contribution to the state pension fund - instead giving IOUs with a
promise to pay later plus interest.  Over the past 20 years, for every
$1 paid out in pension benefits, 75% has come from plan investments.
The remainder has come from employee contributions (yes, public
employees contribute to their pension plans) and employer contributions
(taxpayers) - when they didn't enjoy a contribution holiday!

Third, you cite Alaska and its supposed short-fall of $5.7 billion.  The
new law that puts public employees into private accounts does absolutely
nothing to shore up the current system, adds the costs of managing
private accounts, and will ultimately cost Alaska taxpayers more.

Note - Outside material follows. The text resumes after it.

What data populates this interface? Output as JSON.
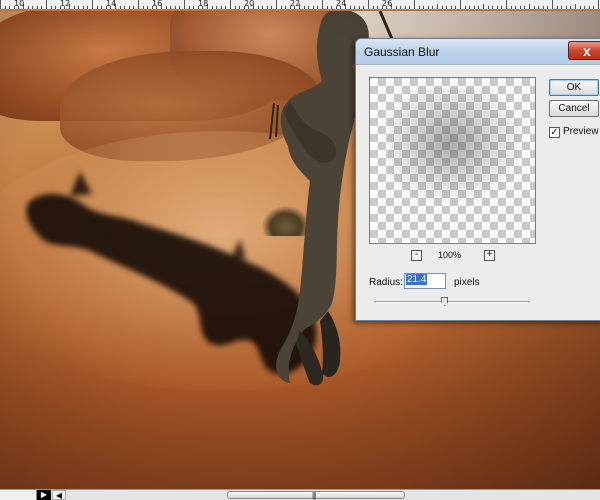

The
existing DB plan will have a shorter time period and fewer investment
options to make up the shortfall.  Alaska taxpayers will pay more in the
short term and any savings (if any at all) will not be realized for 20
years or more.  By then, the current politicians will be gone and
someone else will be stuck with the bills.  

Last, as to the comment, "You're not going to have enough new workers to
replace the older workers," made by Daniel Clifton of the Americans for
Tax Reform, he obviously doesn't understand that public pension DB plans
are not pay-as-you-go systems.  They are funded by employee
contributions, employer contributions and plan investment returns.  The
funds are invested so that, if the government was to close down, there
would be enough money to pay all pension obligations until the last
person dies.  Our plans are not funded by new employees.  Perhaps Mr.
Clifton is showing his ideological bent to dismantle state and local
governments and thus eliminate pubic pension plans.  

The bottom line is simple:  the traditional public pension system works
and has for over 100 years.  It is flexible and provides vital services
to taxpayers at a low cost.  Further, it provides a modest and stable
retirement income for workers who have spent a career serving the
public.

Frederick H. Nesbitt
Executive Director & Legislative Counsel
National Conference on Public Employee Retirement Systems
Washington, DC